The easy starting place is my family. I’m thankful that I have a beautiful and understanding wife and two healthy children. This is the first Thanksgiving that I’ve had the opportunity to be thankful for two children. Our youngest is almost 4 months old and we’re still adjusting to life. Two children are more difficult and time-consuming than one but two children are also double the joy of one.
I’m also thankful for my family that extends beyond the four walls of my own home. Families are difficult and at times petty but the truth is, they’re the only family each of us has and therefore, they’re ours. My mother passed away almost 6 years ago and the holidays haven’t been the same since. It’s not that the holidays mean less, they may actually mean more and that’s because you never know which holiday could be the last with your family. If you knew that this was going to be your last Thanksgiving who would you spend it with. My guess is most of you responded “family”. I’d challenge each of you approach each holiday as if it were your last, in doing so you’ll appreciate the people you’re with much more than the presents or meal and those petty differences between family members will be just that, petty.

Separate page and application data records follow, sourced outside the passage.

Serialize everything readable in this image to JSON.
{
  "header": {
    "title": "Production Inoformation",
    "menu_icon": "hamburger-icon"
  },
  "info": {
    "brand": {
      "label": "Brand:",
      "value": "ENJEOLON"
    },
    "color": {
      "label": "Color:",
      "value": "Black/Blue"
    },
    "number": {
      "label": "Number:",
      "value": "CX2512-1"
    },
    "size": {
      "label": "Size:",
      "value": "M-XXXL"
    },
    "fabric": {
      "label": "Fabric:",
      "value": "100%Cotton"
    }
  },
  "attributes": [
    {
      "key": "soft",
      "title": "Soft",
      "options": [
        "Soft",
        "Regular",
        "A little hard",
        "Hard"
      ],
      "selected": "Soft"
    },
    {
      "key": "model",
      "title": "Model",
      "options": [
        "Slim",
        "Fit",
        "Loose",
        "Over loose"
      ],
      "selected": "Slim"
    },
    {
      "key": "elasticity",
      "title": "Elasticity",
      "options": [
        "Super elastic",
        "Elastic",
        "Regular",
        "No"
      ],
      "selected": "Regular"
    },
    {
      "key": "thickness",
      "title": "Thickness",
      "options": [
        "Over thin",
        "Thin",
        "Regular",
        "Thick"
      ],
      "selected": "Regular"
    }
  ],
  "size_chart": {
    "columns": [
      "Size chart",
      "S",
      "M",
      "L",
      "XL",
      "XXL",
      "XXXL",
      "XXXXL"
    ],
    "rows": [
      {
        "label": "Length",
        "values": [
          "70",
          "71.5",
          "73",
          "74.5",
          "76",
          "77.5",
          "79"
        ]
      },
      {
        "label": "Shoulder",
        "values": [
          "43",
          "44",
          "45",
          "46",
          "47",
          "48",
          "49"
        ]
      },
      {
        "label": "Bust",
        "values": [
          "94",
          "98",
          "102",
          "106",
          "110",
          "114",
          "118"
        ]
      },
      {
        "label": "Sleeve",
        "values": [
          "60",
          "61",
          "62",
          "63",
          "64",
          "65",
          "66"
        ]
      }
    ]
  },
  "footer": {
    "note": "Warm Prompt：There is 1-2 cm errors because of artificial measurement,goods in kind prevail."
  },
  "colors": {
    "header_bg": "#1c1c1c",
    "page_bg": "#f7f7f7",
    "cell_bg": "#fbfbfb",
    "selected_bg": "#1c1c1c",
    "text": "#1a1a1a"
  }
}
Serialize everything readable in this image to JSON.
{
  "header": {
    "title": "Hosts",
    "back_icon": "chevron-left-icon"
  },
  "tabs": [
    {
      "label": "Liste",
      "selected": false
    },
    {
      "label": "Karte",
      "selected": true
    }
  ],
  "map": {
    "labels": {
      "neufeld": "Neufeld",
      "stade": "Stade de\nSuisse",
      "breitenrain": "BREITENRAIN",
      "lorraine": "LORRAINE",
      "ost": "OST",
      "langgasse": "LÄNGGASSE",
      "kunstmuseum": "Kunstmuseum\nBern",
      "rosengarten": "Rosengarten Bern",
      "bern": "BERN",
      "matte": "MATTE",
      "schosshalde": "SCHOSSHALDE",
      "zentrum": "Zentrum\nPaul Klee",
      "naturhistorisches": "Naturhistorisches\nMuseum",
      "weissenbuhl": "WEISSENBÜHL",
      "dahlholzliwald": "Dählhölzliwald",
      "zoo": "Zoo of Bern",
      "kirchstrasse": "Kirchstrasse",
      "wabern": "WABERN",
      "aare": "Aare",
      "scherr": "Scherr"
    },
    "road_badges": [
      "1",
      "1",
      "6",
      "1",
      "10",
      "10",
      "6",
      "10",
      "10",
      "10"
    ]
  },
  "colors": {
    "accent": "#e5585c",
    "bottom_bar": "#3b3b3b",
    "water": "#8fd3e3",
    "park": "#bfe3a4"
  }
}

I’m thankful to live in a community that cares. Our community has its share of problems but we don’t ignore our problems, we face them and look for solutions. Our community is generous. If you need evidence of just how generous look around. Things like Operation Christmas Cheer, the square lighting ceremony, the support of the hospital foundation at the recent gala are just a few examples. Our community is also looking for ways to improve and create opportunity. It’s public knowledge that the Clearfield Plant is closing. It’s a tough deal for our community but a wise and understood business decision by Schreiber Foods. Although we hate it, we understand and we are committed as a community to supporting the staff at Clearfield with the transition and securing our relationship with the remaining Schreiber assets in town. We are also focused on creating more job and business opportunity in our community by creating a new comprehensive plan that will help us retain and attract business. Communities who invest in themselves care and Clinton cares.
I’m thankful to work for an organization that is committed to doing the right things. All staff of GVMH have a lot to be thankful for when it comes to the source of their paycheck. The health care industry is in flux and hospitals are either profitable or not, there’s not much middle ground. GVMH is financially secure and is committed to doing the right things for its staff. We have great benefits, an excellent work environment and we allow health care professionals to put the patient ahead of profits. Our staff satisfaction is at the 87th percentile, we recently won the Missouri Quality Award, we are evaluating how to expand our physical facility to meet the growing health care needs of our community and most importantly we treat every person who comes through our door with dignity and respect.
I’m thankful to work beside caring, compassionate and talented individuals. I’m amazed on a daily basis at the caliber of people who work at GVMH. The services we provide are only as good as the people who provide them and that’s why our services are second to none.
I’m thankful to live in a country where I’m free to complain about the things I don’t like and support the things I believe in including my religious and personal beliefs.
I’m thankful for the relationships I have with friends and co-workers. I’m thankful to have friends who are like family. I’m thankful to have co-workers who are friends.
There’s nothing easy about health care but the truth is there’s nothing easy about any of the things we have to be thankful for and maybe that’s the takeaway for this Thanksgiving.
Those things that are the most difficult may just be the things we should be the most thankful for.